The Department of Primary Industries and Regional Development is contributing to a $3.45 million project, with Grains Research and Development Corporation investment, to help growers optimise fertiliser use in ameliorated and cultivated soils.
This project will operate in collaboration with a new project led by The University of Western Australia to increase profit from nitrogen, phosphorus and potassium fertiliser inputs in modern WA cropping systems. A third component will be led by CSIRO to improve soil sampling methods to better predict soil nutrient availability and supply.
DPIRD Managing Director of Research, Development and Innovation Mark Sweetingham said the research was at the cutting-edge of grain production, supporting grain growers’ eagerness to embrace new technology and farming practises, such as strategic tillage. “Fertiliser is a major input cost for WA grain growers, worth millions of dollars.This research directly addresses a key profit driver that will open the door on how to produce more profitable crops, more efficiently.”
Dr Sweetingham said the research aimed to fill a knowledge gap about the impact of mechanical soil amelioration practices on nutrient re-distribution through the soil profile, and investigate the impact on crop demand for nutrition. “There has been increasing interest and adoption of strategic tillage with mouldboard ploughs, rotary spaders, disc ploughs and deep rippers across the grainbelt.

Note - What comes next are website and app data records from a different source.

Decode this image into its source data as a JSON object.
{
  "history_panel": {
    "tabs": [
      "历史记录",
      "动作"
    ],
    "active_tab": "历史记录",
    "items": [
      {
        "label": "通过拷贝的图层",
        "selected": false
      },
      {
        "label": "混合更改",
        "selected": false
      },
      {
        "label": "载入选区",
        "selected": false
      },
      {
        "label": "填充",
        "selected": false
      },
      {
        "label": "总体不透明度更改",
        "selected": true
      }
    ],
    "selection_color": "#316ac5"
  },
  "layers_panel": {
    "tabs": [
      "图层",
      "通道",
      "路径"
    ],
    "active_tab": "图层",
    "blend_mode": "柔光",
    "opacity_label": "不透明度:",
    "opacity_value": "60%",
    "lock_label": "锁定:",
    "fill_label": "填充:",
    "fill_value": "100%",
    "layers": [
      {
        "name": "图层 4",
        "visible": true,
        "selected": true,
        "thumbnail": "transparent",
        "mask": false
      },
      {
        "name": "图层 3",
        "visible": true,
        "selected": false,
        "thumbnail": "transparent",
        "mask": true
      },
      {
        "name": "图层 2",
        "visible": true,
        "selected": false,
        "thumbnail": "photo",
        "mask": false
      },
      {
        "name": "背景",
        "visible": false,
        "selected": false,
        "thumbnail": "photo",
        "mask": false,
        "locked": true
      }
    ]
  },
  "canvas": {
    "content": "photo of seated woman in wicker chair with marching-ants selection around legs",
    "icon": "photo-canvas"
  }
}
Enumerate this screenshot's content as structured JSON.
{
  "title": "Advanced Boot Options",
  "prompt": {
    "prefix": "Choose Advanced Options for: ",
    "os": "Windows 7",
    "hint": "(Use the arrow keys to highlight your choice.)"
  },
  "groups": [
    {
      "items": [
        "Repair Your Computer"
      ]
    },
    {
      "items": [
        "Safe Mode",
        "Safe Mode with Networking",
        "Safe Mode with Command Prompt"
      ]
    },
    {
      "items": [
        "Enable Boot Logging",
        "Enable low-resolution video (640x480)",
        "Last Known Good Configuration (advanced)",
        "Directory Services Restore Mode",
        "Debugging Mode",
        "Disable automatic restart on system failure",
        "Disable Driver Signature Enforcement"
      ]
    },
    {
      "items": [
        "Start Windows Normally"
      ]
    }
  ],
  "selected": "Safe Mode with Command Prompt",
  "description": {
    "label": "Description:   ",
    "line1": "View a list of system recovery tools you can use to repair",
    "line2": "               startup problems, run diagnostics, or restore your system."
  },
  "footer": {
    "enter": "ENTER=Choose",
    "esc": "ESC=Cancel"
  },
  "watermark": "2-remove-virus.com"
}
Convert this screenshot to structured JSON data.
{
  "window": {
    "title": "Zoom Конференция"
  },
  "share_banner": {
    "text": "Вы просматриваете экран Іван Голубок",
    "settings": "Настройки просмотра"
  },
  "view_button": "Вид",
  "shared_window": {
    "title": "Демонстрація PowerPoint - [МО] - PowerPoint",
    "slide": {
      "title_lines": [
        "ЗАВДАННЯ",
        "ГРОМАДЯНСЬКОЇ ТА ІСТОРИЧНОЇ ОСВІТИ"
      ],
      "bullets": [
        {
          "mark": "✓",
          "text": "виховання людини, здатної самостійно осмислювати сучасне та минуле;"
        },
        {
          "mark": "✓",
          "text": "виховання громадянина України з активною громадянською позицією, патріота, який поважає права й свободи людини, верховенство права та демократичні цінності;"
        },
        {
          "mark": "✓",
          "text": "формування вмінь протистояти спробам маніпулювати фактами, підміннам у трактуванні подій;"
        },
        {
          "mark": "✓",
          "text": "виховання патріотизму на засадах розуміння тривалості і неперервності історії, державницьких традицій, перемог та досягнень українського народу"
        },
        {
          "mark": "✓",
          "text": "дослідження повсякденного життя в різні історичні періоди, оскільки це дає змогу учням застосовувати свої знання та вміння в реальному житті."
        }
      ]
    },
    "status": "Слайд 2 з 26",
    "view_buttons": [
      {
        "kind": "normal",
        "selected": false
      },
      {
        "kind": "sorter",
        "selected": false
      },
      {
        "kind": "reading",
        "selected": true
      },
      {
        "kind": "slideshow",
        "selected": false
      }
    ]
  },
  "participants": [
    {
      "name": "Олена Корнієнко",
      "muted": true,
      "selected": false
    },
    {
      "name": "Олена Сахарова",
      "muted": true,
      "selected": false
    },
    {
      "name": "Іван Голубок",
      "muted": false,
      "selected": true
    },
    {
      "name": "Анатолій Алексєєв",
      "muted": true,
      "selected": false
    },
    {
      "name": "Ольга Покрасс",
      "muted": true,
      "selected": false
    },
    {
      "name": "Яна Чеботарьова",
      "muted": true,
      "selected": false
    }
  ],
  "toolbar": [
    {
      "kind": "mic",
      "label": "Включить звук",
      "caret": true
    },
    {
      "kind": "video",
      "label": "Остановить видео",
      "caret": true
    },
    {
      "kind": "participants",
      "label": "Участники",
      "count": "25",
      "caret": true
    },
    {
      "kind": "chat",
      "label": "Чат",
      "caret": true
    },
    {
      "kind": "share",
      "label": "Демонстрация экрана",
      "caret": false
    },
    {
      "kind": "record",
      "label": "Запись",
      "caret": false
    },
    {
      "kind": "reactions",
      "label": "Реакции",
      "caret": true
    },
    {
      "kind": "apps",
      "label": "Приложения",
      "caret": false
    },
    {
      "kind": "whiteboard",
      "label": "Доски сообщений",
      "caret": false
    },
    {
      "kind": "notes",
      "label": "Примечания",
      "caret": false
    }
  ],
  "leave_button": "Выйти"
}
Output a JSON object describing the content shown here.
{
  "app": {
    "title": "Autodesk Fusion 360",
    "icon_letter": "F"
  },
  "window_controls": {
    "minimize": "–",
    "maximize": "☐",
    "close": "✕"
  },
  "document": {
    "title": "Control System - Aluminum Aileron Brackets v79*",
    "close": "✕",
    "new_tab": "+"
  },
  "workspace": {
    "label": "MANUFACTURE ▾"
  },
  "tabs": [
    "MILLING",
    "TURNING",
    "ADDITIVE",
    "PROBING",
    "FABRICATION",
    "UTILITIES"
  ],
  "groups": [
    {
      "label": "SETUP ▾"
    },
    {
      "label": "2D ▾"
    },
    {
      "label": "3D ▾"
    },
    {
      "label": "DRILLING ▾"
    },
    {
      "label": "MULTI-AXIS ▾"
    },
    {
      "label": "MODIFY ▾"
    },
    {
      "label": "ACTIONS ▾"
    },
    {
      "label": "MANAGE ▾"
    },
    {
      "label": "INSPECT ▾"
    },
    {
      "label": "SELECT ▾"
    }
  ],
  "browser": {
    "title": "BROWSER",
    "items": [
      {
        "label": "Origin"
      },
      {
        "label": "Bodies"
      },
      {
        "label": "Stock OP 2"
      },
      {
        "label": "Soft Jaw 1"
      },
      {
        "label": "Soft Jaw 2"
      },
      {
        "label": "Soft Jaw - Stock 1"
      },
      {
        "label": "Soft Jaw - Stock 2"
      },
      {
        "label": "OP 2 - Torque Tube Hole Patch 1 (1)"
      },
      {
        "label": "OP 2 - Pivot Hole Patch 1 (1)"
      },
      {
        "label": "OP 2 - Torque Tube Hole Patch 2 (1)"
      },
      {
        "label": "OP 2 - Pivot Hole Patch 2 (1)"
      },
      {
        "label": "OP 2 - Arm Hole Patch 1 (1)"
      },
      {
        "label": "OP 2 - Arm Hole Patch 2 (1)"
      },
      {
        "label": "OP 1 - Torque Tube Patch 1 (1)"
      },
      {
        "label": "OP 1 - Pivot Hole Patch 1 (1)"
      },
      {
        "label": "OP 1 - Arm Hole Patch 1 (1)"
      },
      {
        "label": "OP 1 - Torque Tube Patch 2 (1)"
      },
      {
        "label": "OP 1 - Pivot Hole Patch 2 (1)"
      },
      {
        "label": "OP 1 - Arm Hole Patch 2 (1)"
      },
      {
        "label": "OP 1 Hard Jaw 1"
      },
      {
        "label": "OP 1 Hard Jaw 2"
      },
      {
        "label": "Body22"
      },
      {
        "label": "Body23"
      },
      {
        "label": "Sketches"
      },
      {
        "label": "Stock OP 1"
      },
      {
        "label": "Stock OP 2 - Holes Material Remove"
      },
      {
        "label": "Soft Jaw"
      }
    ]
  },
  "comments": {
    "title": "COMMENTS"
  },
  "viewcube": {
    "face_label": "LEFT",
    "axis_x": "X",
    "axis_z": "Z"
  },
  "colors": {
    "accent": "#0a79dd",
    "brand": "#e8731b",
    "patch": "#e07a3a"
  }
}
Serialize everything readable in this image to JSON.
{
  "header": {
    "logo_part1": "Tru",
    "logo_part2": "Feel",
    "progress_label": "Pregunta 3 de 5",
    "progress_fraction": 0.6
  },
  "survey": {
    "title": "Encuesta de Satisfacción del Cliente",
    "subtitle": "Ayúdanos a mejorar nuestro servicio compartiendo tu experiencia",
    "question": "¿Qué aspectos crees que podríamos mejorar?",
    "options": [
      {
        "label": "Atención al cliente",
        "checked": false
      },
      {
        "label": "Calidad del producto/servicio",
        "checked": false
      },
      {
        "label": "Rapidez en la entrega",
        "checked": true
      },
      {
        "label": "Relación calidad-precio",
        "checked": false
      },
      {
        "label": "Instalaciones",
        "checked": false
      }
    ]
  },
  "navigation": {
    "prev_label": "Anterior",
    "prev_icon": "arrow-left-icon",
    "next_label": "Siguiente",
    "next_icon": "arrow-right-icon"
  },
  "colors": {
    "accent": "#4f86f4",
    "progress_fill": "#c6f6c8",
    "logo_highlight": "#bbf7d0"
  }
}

"All of these practices introduce spatial variation in soil nutrient supply, root growth or both. However, there is currently little knowledge on how crops use soil nutrients and respond to nutrients.”
Dr Sweetingham said collaboration between research agencies was an important feature of the projects investigating soils and crop nutrition, bringing together GRDC, DPIRD, UWA, Curtin University, Murdoch University, CSIRO, the University of South Australia, CSBP and Summit Fertiliser. The collaboration has been facilitated by the SoilsWest partnership, an alliance of organisations involved in soils research.
Source: Western Australia Department of Primary Industries and Regional Development